*** Data for review Section Begins ***
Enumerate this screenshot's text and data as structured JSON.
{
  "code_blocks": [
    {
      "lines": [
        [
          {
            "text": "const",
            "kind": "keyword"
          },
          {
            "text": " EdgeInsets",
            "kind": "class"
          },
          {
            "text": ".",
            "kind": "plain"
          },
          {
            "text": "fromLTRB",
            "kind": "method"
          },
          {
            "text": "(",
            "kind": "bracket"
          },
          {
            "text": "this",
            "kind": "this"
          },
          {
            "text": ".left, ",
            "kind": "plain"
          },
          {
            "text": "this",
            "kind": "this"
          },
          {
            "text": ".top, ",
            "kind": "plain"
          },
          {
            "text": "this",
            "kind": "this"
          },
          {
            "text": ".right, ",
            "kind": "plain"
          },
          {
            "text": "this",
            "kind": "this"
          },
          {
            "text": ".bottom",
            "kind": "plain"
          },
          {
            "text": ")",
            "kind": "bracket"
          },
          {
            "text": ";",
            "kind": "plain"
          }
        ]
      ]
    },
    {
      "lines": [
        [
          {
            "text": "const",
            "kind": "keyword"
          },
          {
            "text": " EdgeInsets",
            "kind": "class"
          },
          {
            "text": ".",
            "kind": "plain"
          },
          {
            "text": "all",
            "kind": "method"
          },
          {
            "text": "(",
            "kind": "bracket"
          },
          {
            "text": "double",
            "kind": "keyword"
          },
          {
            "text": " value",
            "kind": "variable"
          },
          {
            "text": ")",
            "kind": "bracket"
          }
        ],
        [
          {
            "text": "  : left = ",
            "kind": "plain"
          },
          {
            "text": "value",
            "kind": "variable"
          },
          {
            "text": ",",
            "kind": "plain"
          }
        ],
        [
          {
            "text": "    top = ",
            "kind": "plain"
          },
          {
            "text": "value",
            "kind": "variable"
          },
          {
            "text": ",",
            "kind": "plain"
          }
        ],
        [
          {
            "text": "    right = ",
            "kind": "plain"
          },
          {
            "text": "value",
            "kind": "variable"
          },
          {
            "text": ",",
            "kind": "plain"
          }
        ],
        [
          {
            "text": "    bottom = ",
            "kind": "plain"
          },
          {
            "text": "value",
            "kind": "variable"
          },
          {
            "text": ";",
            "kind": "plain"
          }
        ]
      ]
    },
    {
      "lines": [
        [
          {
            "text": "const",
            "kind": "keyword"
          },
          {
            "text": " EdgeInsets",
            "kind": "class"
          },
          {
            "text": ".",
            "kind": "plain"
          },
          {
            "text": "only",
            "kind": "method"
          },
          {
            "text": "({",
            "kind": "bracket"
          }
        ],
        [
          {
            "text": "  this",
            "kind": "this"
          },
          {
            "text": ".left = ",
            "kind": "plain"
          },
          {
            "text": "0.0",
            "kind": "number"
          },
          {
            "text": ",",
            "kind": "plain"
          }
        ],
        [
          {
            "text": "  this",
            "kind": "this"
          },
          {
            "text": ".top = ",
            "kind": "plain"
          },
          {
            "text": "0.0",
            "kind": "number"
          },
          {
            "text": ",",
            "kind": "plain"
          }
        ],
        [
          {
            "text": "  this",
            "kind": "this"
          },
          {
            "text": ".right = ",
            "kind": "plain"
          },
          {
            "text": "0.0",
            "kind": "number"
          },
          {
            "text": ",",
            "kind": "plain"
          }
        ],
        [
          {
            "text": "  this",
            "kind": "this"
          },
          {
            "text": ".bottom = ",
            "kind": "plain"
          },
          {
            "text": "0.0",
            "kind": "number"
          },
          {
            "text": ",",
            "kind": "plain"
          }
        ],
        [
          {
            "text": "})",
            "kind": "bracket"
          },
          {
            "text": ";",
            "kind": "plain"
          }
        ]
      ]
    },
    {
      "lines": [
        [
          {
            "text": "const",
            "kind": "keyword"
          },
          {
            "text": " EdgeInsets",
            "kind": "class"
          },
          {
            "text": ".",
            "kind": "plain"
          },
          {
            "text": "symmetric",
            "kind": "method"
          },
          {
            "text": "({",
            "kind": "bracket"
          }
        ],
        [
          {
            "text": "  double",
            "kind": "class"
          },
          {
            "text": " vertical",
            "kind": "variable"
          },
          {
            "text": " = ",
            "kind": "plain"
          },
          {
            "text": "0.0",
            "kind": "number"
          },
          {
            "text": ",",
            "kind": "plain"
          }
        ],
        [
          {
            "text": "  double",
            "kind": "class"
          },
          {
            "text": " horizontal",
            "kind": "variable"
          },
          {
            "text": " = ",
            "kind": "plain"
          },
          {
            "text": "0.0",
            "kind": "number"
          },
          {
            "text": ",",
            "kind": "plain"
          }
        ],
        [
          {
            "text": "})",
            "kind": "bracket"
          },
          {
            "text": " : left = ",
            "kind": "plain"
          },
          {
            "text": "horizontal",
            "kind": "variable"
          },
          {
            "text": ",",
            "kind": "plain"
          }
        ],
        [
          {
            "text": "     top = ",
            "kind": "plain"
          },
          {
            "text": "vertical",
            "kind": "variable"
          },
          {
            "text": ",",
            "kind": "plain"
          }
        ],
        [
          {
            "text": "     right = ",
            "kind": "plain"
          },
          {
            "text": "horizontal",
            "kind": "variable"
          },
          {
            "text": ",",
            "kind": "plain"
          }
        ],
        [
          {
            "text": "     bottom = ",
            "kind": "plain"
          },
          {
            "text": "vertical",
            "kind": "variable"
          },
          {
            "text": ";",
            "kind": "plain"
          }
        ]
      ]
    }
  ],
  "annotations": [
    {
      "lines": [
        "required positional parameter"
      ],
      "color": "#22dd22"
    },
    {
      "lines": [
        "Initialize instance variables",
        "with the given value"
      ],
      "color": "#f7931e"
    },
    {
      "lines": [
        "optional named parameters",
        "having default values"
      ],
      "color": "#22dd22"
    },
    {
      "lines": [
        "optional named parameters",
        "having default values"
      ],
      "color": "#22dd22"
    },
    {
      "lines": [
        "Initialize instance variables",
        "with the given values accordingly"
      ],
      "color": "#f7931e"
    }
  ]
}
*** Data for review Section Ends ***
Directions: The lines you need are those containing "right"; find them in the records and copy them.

Result of this exercise:
            "text": ".right, ",
            "text": "    right = ",
            "text": ".right = ",
            "text": "     right = ",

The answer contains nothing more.